During his studies in Japan, Ahmad completed his MSc in Crop Production Engineering and PhD in Bioproduction Engineering through Hokkaido University. After several years of industry experience with Amino Up Chemical of Japan and German corporation, Bosch, he is excited to begin his adventure in academia at Dal AC.

Ahmad’s current research focuses on improving the efficiency of crop production operations. Specifically, he is looking to develop smarter machines to assist farmers in crop planting, harvesting, and cultivating.

“This means that machines must be equipped with the correct sensors to assist them in making decisions,” Ahmad explains. “Sensors can do many different things but a few of the sensors I am working with are ultrasonic sensors to measure distances, light sensors to detect obstacles and environmental sensors to understand the conditions around the machines.”

The ultimate goal of Ahmad’s research is to develop machines and equipment with precise operations to reduce the amount of waste output while producing food. As with any research, Ahmad has faced many challenges with developing sensors to be used on farming equipment. Some of his biggest challenges have been optimizing the sensors to meet the objectives of his research, irregularities in crop production and the broad customer base for the final products.

“One challenge we’ve faced is that each crop requires its own equipment to meet different needs- planters, harvesters, sorters and more,” Ahmad explains. “This can get expensive because the number of customers for each piece of equipment is limited. The challenge now is to develop systems, whether sensing or actuating systems, to be scalable so that they can be applied in different scenarios.”

Although Ahmad has faced some challenges, he’s certainly reached many accomplishments with his research. One of his most notable accomplishments so far has been developing autonomous implements to work with robotic tractors.

“Nowadays there are unmanned tractors that can scan the fields by GPS,” Ahmad explains. “What I’ve done is develop some implements so that the attached equipment can send commands to the tractor. They could also send a report to the tractor about how their performance has been. For example, a planter will monitor itself and inform the tractor to stop when the seeds in the tank are about to run out.”

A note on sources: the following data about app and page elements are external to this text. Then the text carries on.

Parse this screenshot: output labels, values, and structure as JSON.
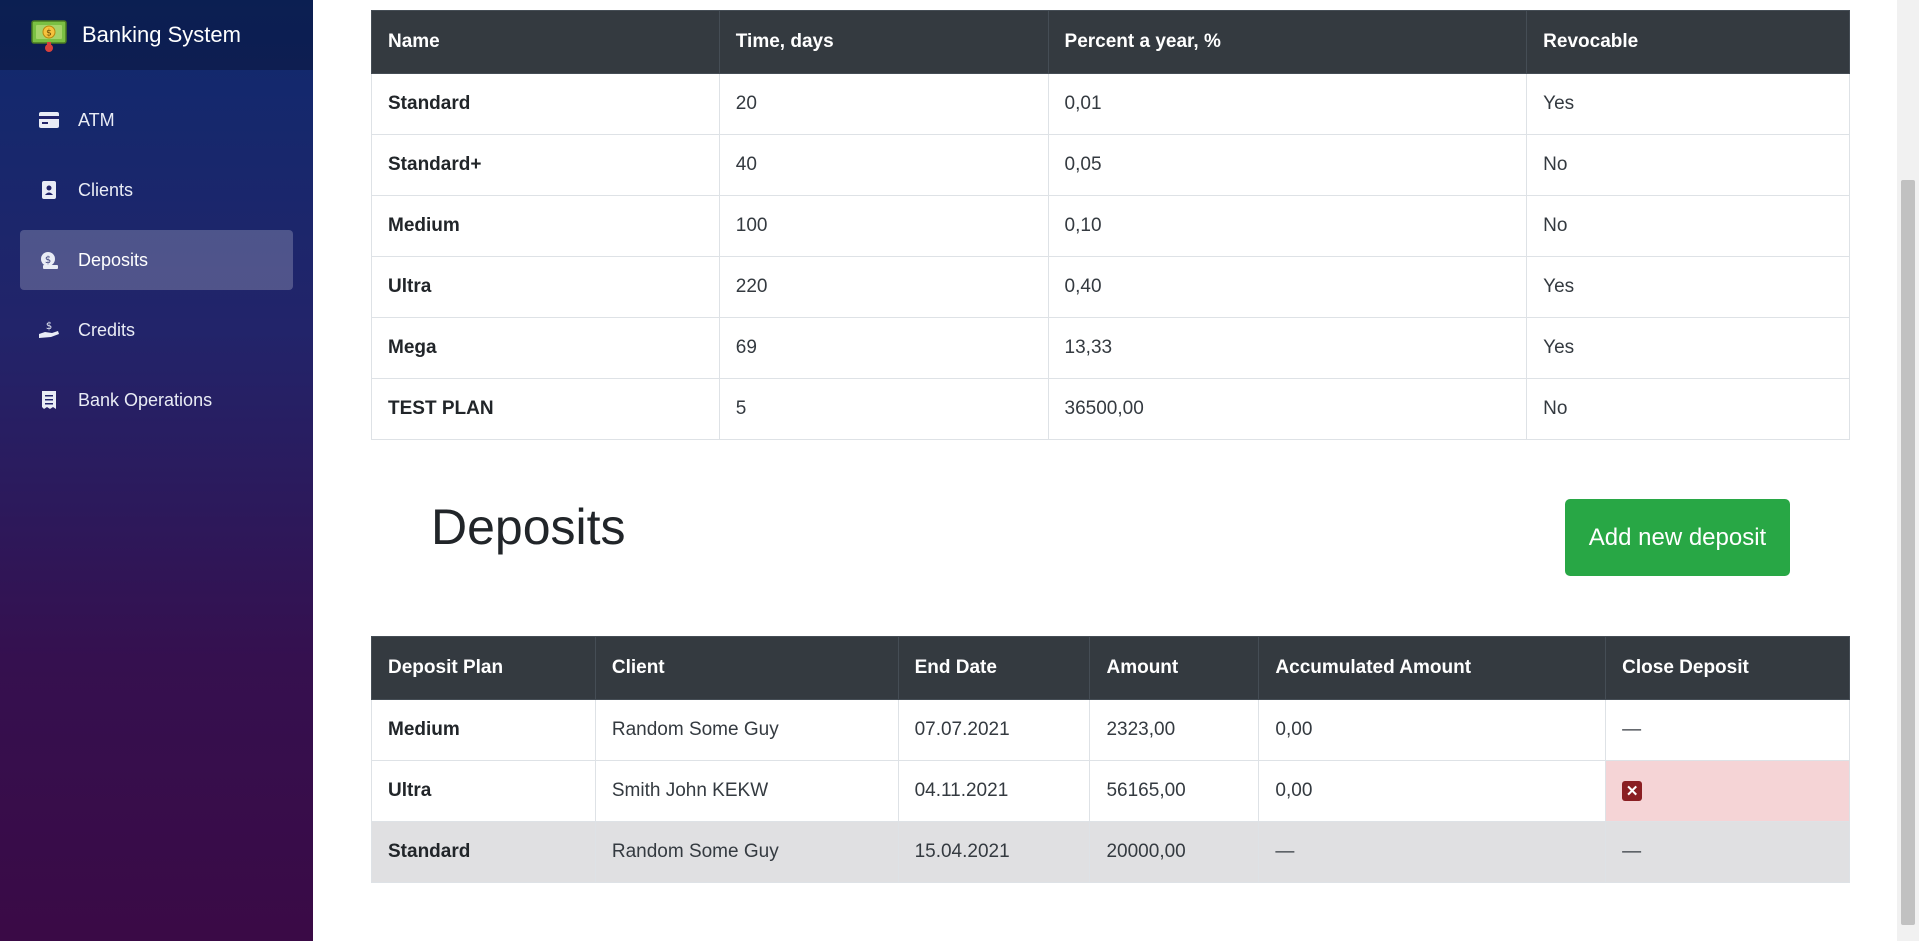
{
  "app": {
    "title": "Banking System"
  },
  "sidebar": {
    "items": [
      {
        "label": "ATM",
        "icon": "credit-card-icon"
      },
      {
        "label": "Clients",
        "icon": "address-book-icon"
      },
      {
        "label": "Deposits",
        "icon": "money-bag-icon",
        "active": true
      },
      {
        "label": "Credits",
        "icon": "hand-holding-dollar-icon"
      },
      {
        "label": "Bank Operations",
        "icon": "receipt-icon"
      }
    ]
  },
  "plans_table": {
    "headers": [
      "Name",
      "Time, days",
      "Percent a year, %",
      "Revocable"
    ],
    "rows": [
      [
        "Standard",
        "20",
        "0,01",
        "Yes"
      ],
      [
        "Standard+",
        "40",
        "0,05",
        "No"
      ],
      [
        "Medium",
        "100",
        "0,10",
        "No"
      ],
      [
        "Ultra",
        "220",
        "0,40",
        "Yes"
      ],
      [
        "Mega",
        "69",
        "13,33",
        "Yes"
      ],
      [
        "TEST PLAN",
        "5",
        "36500,00",
        "No"
      ]
    ]
  },
  "deposits_section": {
    "heading": "Deposits",
    "add_button_label": "Add new deposit"
  },
  "deposits_table": {
    "headers": [
      "Deposit Plan",
      "Client",
      "End Date",
      "Amount",
      "Accumulated Amount",
      "Close Deposit"
    ],
    "rows": [
      [
        "Medium",
        "Random Some Guy",
        "07.07.2021",
        "2323,00",
        "0,00",
        "—"
      ],
      [
        "Ultra",
        "Smith John KEKW",
        "04.11.2021",
        "56165,00",
        "0,00",
        ""
      ],
      [
        "Standard",
        "Random Some Guy",
        "15.04.2021",
        "20000,00",
        "—",
        "—"
      ]
    ]
  },
  "colors": {
    "accent_green": "#28a745",
    "table_header": "#343a40",
    "danger_bg": "#f5d4d6",
    "danger_icon": "#8a1f23"
  }
}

In addition to teaching students at Dal Ac, which will begin next winter, Ahmad will work as a research chair on campus through McCain Foods and Potatoes New Brunswick. His research program will be built in partnership with McCain Foods of Florenceville, New Brunswick as well as the Potato Board to identify challenges with potato production. Within the potato industry, Ahmad will provide leadership and support in the areas of sensors and automation for the advancement of smart agriculture technologies. His work will look to tackle the identified challenges by building a research team to conduct research, build prototypes and finally, contribute in building a system to better serve the industry.

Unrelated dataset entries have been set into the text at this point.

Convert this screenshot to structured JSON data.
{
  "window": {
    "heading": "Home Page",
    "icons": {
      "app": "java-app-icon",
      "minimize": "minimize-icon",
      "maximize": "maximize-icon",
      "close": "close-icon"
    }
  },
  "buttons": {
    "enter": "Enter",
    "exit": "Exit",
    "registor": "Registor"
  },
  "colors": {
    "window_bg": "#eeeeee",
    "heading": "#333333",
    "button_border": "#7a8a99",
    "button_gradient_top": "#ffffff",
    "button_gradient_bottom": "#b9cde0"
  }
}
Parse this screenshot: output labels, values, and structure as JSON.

“For me this position as a research chair came as the perfect time as it requires close relationship with the industry while building a research program that will help to train highly qualified students,” Ahmad says. “What makes me feel even more excited about this position is that my PhD thesis was about potato production. The fact that not only the field of study but also the crop in question is very close to my expertise let me feel more attached to this position.”

“I certainly did not hesitate when I was offered the position although I had to change countries to be here.”